### TASK TO COMPLETE
Take the entries that follow and write each one out exactly.

BEGIN MATERIALS PROVIDED

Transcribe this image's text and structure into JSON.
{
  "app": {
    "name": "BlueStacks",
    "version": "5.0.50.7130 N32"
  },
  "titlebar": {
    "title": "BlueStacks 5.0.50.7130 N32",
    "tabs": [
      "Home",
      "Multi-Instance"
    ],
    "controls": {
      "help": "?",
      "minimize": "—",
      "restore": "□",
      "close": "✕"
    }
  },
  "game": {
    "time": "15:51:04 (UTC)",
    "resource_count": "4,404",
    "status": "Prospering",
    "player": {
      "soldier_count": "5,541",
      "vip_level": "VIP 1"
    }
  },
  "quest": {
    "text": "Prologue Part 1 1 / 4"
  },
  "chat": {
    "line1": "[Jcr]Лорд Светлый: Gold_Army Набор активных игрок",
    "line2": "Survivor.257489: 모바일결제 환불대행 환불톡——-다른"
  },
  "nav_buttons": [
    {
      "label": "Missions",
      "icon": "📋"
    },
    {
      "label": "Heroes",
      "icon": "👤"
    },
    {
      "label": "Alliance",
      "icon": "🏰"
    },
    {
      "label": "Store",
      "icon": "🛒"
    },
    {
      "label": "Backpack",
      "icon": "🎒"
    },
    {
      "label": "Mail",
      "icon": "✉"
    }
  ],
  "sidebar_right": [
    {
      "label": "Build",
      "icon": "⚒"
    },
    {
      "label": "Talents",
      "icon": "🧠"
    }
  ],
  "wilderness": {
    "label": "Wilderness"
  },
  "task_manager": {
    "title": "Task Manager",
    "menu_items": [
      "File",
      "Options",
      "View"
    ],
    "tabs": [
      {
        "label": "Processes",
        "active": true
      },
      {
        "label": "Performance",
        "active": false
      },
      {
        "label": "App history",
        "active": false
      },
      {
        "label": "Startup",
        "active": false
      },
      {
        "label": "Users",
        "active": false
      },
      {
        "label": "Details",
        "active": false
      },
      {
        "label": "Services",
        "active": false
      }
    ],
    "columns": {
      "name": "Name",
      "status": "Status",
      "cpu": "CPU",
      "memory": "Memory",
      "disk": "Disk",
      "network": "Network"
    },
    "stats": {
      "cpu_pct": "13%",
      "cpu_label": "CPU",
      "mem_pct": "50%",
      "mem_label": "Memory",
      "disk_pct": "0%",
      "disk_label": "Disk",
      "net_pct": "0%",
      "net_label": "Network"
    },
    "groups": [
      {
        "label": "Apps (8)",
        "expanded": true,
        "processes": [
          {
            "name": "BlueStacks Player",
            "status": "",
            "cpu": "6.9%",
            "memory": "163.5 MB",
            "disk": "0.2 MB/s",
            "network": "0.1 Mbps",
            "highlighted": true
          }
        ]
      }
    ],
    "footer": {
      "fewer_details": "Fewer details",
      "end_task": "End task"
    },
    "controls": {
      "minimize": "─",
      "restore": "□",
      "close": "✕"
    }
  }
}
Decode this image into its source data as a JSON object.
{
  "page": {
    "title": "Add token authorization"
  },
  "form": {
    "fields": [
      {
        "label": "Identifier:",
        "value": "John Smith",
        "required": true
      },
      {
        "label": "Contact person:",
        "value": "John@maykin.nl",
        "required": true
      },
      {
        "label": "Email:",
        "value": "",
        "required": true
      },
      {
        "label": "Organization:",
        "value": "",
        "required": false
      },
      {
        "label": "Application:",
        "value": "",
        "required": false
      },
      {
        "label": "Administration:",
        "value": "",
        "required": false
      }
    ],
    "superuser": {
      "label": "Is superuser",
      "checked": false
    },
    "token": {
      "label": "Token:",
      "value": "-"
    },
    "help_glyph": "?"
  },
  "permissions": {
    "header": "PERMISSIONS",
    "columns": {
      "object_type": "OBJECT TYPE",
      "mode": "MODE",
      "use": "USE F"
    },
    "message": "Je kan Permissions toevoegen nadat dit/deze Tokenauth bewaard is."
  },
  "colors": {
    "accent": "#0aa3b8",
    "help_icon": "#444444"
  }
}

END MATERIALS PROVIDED

### ANSWER TO THIS PROBLEM
Transcribe this image's text and structure into JSON.
{
  "app": {
    "name": "BlueStacks",
    "version": "5.0.50.7130 N32"
  },
  "titlebar": {
    "title": "BlueStacks 5.0.50.7130 N32",
    "tabs": [
      "Home",
      "Multi-Instance"
    ],
    "controls": {
      "help": "?",
      "minimize": "—",
      "restore": "□",
      "close": "✕"
    }
  },
  "game": {
    "time": "15:51:04 (UTC)",
    "resource_count": "4,404",
    "status": "Prospering",
    "player": {
      "soldier_count": "5,541",
      "vip_level": "VIP 1"
    }
  },
  "quest": {
    "text": "Prologue Part 1 1 / 4"
  },
  "chat": {
    "line1": "[Jcr]Лорд Светлый: Gold_Army Набор активных игрок",
    "line2": "Survivor.257489: 모바일결제 환불대행 환불톡——-다른"
  },
  "nav_buttons": [
    {
      "label": "Missions",
      "icon": "📋"
    },
    {
      "label": "Heroes",
      "icon": "👤"
    },
    {
      "label": "Alliance",
      "icon": "🏰"
    },
    {
      "label": "Store",
      "icon": "🛒"
    },
    {
      "label": "Backpack",
      "icon": "🎒"
    },
    {
      "label": "Mail",
      "icon": "✉"
    }
  ],
  "sidebar_right": [
    {
      "label": "Build",
      "icon": "⚒"
    },
    {
      "label": "Talents",
      "icon": "🧠"
    }
  ],
  "wilderness": {
    "label": "Wilderness"
  },
  "task_manager": {
    "title": "Task Manager",
    "menu_items": [
      "File",
      "Options",
      "View"
    ],
    "tabs": [
      {
        "label": "Processes",
        "active": true
      },
      {
        "label": "Performance",
        "active": false
      },
      {
        "label": "App history",
        "active": false
      },
      {
        "label": "Startup",
        "active": false
      },
      {
        "label": "Users",
        "active": false
      },
      {
        "label": "Details",
        "active": false
      },
      {
        "label": "Services",
        "active": false
      }
    ],
    "columns": {
      "name": "Name",
      "status": "Status",
      "cpu": "CPU",
      "memory": "Memory",
      "disk": "Disk",
      "network": "Network"
    },
    "stats": {
      "cpu_pct": "13%",
      "cpu_label": "CPU",
      "mem_pct": "50%",
      "mem_label": "Memory",
      "disk_pct": "0%",
      "disk_label": "Disk",
      "net_pct": "0%",
      "net_label": "Network"
    },
    "groups": [
      {
        "label": "Apps (8)",
        "expanded": true,
        "processes": [
          {
            "name": "BlueStacks Player",
            "status": "",
            "cpu": "6.9%",
            "memory": "163.5 MB",
            "disk": "0.2 MB/s",
            "network": "0.1 Mbps",
            "highlighted": true
          }
        ]
      }
    ],
    "footer": {
      "fewer_details": "Fewer details",
      "end_task": "End task"
    },
    "controls": {
      "minimize": "─",
      "restore": "□",
      "close": "✕"
    }
  }
}
Decode this image into its source data as a JSON object.
{
  "page": {
    "title": "Add token authorization"
  },
  "form": {
    "fields": [
      {
        "label": "Identifier:",
        "value": "John Smith",
        "required": true
      },
      {
        "label": "Contact person:",
        "value": "John@maykin.nl",
        "required": true
      },
      {
        "label": "Email:",
        "value": "",
        "required": true
      },
      {
        "label": "Organization:",
        "value": "",
        "required": false
      },
      {
        "label": "Application:",
        "value": "",
        "required": false
      },
      {
        "label": "Administration:",
        "value": "",
        "required": false
      }
    ],
    "superuser": {
      "label": "Is superuser",
      "checked": false
    },
    "token": {
      "label": "Token:",
      "value": "-"
    },
    "help_glyph": "?"
  },
  "permissions": {
    "header": "PERMISSIONS",
    "columns": {
      "object_type": "OBJECT TYPE",
      "mode": "MODE",
      "use": "USE F"
    },
    "message": "Je kan Permissions toevoegen nadat dit/deze Tokenauth bewaard is."
  },
  "colors": {
    "accent": "#0aa3b8",
    "help_icon": "#444444"
  }
}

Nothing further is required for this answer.